It is one thing not to be able to predict what asset returns will be since they will depend on news, and news, by definition, is information that has yet to be revealed.  It is another, though, to observe the movement of prices and not know why they moved after the fact.  I am particularly troubled that contemporaneous news seems to explain so little of the contemporaneous prices.

By contemporaneous news, Professor Ross had in mind the revelation of actual value relevant information such as announcement of last month’s inflation rate, not ex-post speculation or what biologist Stephen Jay Gould called “just so stories.”  Examples of such just so stories include things like rising fear of inflation and panic selling.

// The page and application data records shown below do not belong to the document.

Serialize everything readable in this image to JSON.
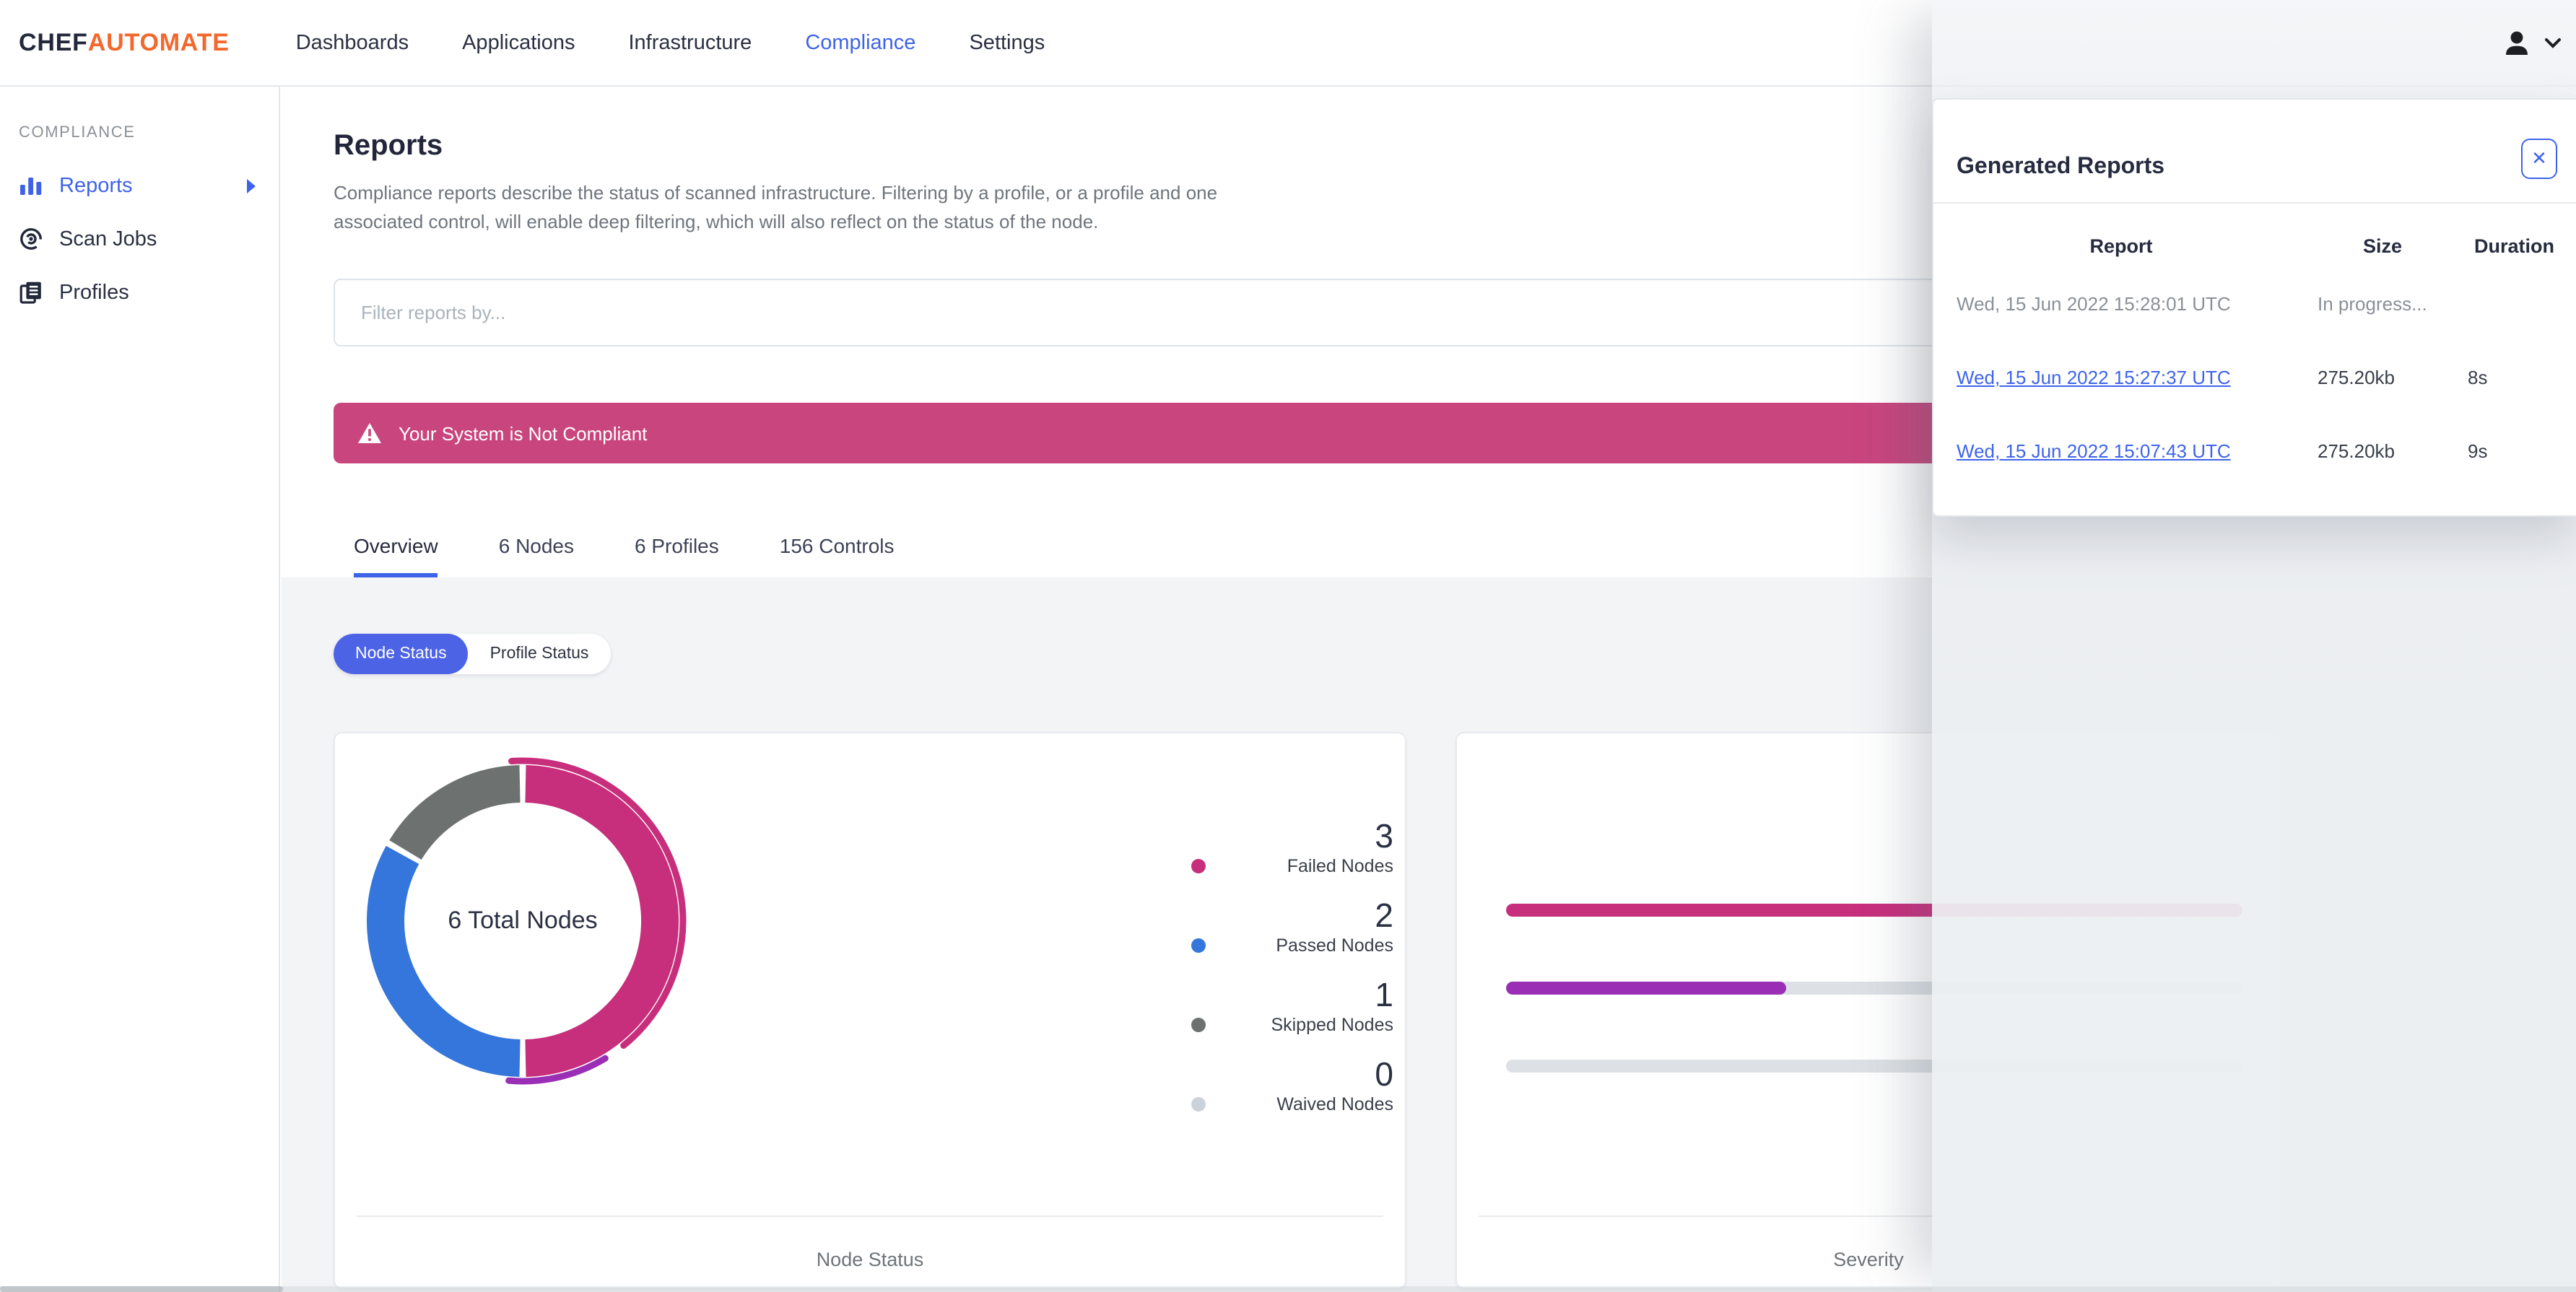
{
  "nav": {
    "logo_chef": "CHEF",
    "logo_automate": "AUTOMATE",
    "items": [
      {
        "label": "Dashboards",
        "active": false
      },
      {
        "label": "Applications",
        "active": false
      },
      {
        "label": "Infrastructure",
        "active": false
      },
      {
        "label": "Compliance",
        "active": true
      },
      {
        "label": "Settings",
        "active": false
      }
    ]
  },
  "sidebar": {
    "section": "COMPLIANCE",
    "items": [
      {
        "label": "Reports",
        "icon": "bar-chart-icon",
        "active": true
      },
      {
        "label": "Scan Jobs",
        "icon": "scan-target-icon",
        "active": false
      },
      {
        "label": "Profiles",
        "icon": "profiles-doc-icon",
        "active": false
      }
    ]
  },
  "main": {
    "title": "Reports",
    "description": "Compliance reports describe the status of scanned infrastructure. Filtering by a profile, or a profile and one associated control, will enable deep filtering, which will also reflect on the status of the node.",
    "filter_placeholder": "Filter reports by...",
    "banner": {
      "text": "Your System is Not Compliant",
      "color": "#C9457E"
    },
    "tabs": [
      {
        "label": "Overview",
        "active": true
      },
      {
        "label": "6 Nodes",
        "active": false
      },
      {
        "label": "6 Profiles",
        "active": false
      },
      {
        "label": "156 Controls",
        "active": false
      }
    ],
    "toggle": [
      {
        "label": "Node Status",
        "active": true
      },
      {
        "label": "Profile Status",
        "active": false
      }
    ]
  },
  "panel": {
    "title": "Generated Reports",
    "close_label": "✕",
    "columns": [
      "Report",
      "Size",
      "Duration"
    ],
    "rows": [
      {
        "report": "Wed, 15 Jun 2022 15:28:01 UTC",
        "size": "In progress...",
        "duration": "",
        "link": false
      },
      {
        "report": "Wed, 15 Jun 2022 15:27:37 UTC",
        "size": "275.20kb",
        "duration": "8s",
        "link": true
      },
      {
        "report": "Wed, 15 Jun 2022 15:07:43 UTC",
        "size": "275.20kb",
        "duration": "9s",
        "link": true
      }
    ]
  },
  "chart_data": [
    {
      "type": "pie",
      "title": "Node Status",
      "center_label": "6 Total Nodes",
      "total": 6,
      "series": [
        {
          "name": "Failed Nodes",
          "value": 3,
          "color": "#C72E7C"
        },
        {
          "name": "Passed Nodes",
          "value": 2,
          "color": "#3476DB"
        },
        {
          "name": "Skipped Nodes",
          "value": 1,
          "color": "#6D7271"
        },
        {
          "name": "Waived Nodes",
          "value": 0,
          "color": "#CBD2D9"
        }
      ],
      "outer_arcs": [
        {
          "start_deg": -4,
          "end_deg": 141,
          "color": "#C72E7C"
        },
        {
          "start_deg": 149,
          "end_deg": 185,
          "color": "#9A2FB5"
        }
      ],
      "legend_position": "right"
    },
    {
      "type": "bar",
      "title": "Severity",
      "orientation": "horizontal",
      "axis_labels_visible": false,
      "series": [
        {
          "name": "bar-1",
          "fraction": 1.0,
          "color": "#C72E7C"
        },
        {
          "name": "bar-2",
          "fraction": 0.38,
          "color": "#9A2FB5"
        },
        {
          "name": "bar-3",
          "fraction": 0.0,
          "color": "#DDE1E5"
        }
      ],
      "track_color": "#DDE1E5"
    }
  ],
  "colors": {
    "primary_blue": "#3F63E8",
    "toggle_blue": "#4C63E6",
    "logo_orange": "#F2682D",
    "banner_pink": "#C9457E",
    "donut_pink": "#C72E7C",
    "donut_blue": "#3476DB",
    "donut_gray": "#6D7271",
    "waived_gray": "#CBD2D9",
    "purple": "#9A2FB5",
    "page_bg": "#F2F4F6",
    "dark_text": "#262B3F",
    "muted_text": "#6F757D"
  }
}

When most of a company’s value is attributable to growth options the problem is compounded.  Market values rest not on what a company is doing today, but what it could do in the future.  As we have noted repeatedly in this blog, dreams of the future can evaporate for no apparent reason.  The last six weeks have been a good reminder of that.  Why they evaporated at this particular juncture is anybody’s guess.